Making cookies, decorating sugar cookies, and crafting gingerbread houses are a favorite pastime during the Christmas season. When we make these treats, we use cookie cutters to cut off the rough edges into an intentional shape which is then ready for decorating… turning ordinary dough into edible masterpieces. When God forms us, he does the same thing, but instead of cookie cutters, he uses his fingers. He hand molds each one of us special and unique, created and formed with intent for a specific purpose which he is preparing us for. He is the potter and we are His clay and He wants to mold us into His masterpieces. When he is trimming our edges, sometimes we don’t understand because we don’t see the bigger picture yet. We have to trust and have faith that He has a vision for what he is creating, a unique masterpiece. Our role is simple, we only need to be mold-able and willing to follow His lead.
Verse(s) to Remember:
“Behold, like the clay in the potter’s hand, so are you in my hand, O house of Israel.” Jeremiah 18:6
Ideas to Make it Stick:
- Make sugar cookies or gingerbread men and decorate them together!
- Take cookie trays and deliver to neighbors, trash collectors, mailmen, local policemen, firemen or other service professionals who serve us every week and keep us safe. remembering the unique roles we each play and God’s design in making us all specially different.
- Get out the playdough and make pretend cookies, “molding” the clay like God molds us into masterpieces.
- Read the book The Legend of the Christmas Cookie
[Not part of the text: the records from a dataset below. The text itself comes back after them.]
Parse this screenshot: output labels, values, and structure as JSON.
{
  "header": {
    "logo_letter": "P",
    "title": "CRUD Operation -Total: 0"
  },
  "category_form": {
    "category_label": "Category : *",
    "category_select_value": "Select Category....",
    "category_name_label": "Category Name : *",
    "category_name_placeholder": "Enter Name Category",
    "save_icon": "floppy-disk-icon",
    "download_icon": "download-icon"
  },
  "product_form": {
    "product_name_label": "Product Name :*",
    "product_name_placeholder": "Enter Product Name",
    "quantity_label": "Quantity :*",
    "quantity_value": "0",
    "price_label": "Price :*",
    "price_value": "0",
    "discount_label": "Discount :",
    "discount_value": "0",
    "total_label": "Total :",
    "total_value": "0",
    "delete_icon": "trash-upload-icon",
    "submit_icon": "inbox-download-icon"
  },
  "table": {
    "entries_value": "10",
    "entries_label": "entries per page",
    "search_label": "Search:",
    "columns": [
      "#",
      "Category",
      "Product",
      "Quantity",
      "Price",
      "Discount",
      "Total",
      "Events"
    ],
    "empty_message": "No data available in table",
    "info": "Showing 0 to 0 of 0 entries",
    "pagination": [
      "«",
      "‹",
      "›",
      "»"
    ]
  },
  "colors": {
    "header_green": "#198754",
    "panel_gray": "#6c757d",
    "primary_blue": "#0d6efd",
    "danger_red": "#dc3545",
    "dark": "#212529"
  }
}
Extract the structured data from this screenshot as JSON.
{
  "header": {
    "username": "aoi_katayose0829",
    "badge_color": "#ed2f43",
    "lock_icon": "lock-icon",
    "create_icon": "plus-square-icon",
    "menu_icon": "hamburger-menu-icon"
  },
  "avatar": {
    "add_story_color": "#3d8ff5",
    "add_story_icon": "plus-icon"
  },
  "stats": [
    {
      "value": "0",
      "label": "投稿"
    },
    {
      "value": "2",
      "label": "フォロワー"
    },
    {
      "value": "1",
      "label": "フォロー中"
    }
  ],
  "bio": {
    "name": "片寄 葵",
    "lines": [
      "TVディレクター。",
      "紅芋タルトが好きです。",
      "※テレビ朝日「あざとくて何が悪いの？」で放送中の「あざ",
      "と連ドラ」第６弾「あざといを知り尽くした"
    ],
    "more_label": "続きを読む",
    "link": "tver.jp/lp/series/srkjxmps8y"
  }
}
Please feel free to share with friends and leave comments… Do you have other connections between the tradition and the heart of the holiday? Creative ideas to make it stick? I’d love to know what you and your family do with this!